Keeping things seasonal, Globe and Mail restaurant critic Alexandra Gill takes a look at one of the city's most popular spring offerings.
If it's spring, you should be eating ramps. Also known as wild leeks, the leafy bulb is the one of the first green edibles to pop up in the woods of Eastern Canada and the United States. They taste like mild green onions, but smell so strongly of garlic that a single plant could scare off an entire vampire coven.
Vancouver kitchens source their sustainably harvested ramps from Mikuni Wild Harvest, a local company that procures foraged foods for the crème de la crème of celebrity chefs, including Mario Batali, Daniel Boulud and Thomas Keller.
Mikuni's Tyler Gray told us that he gets his "beautiful" ramps from a forager named Crazy Harry in West Virginia, where the plant grows abundantly. "He treats them like babies. The diggers can crush the leaves, giving them a very short shelf life. But Crazy Harry is very careful in how he handles them."
Beware: ramps can be polarizing. In the words of award-winning food writer Jane Snow, they're redolent of "fried green onions with a dash of funky feet". The only way to figure out if you're a fan or not is to try them.

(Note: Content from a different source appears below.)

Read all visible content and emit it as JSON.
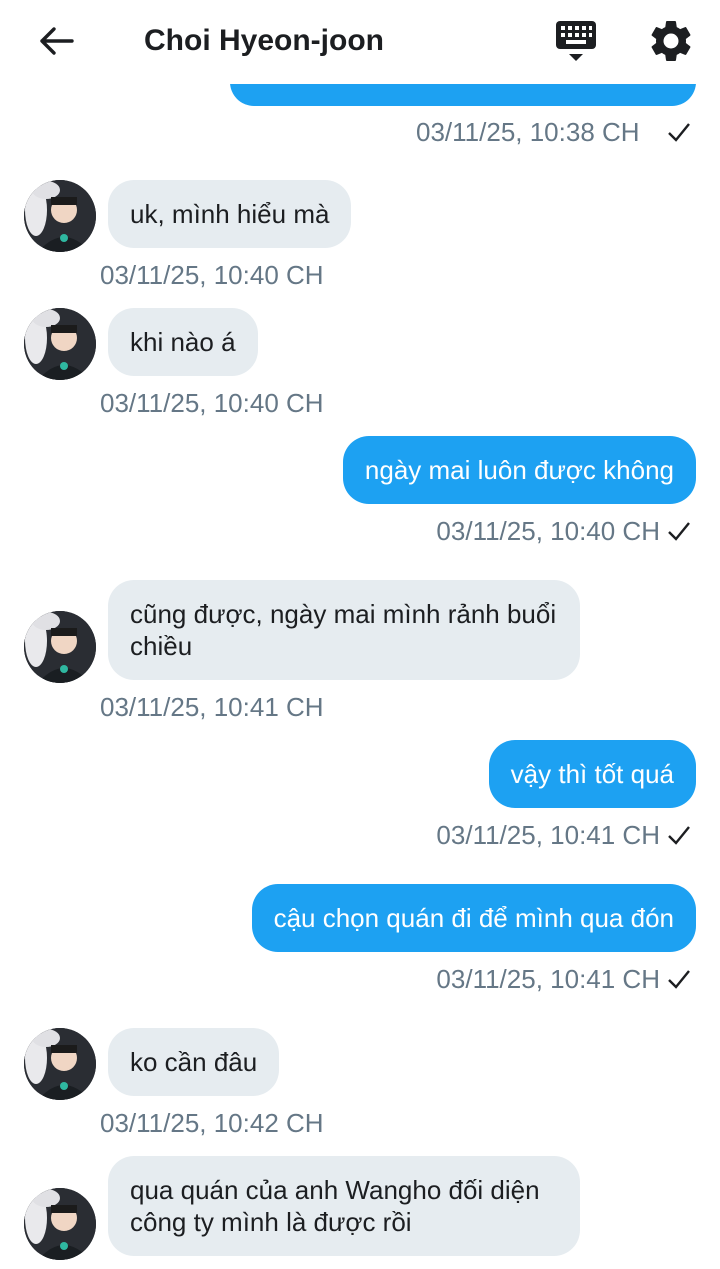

In no particular order, here are the restaurants currently serving them.
Have we missed one of your ramp favourites? Tell us about the dish in the comments or on the tipline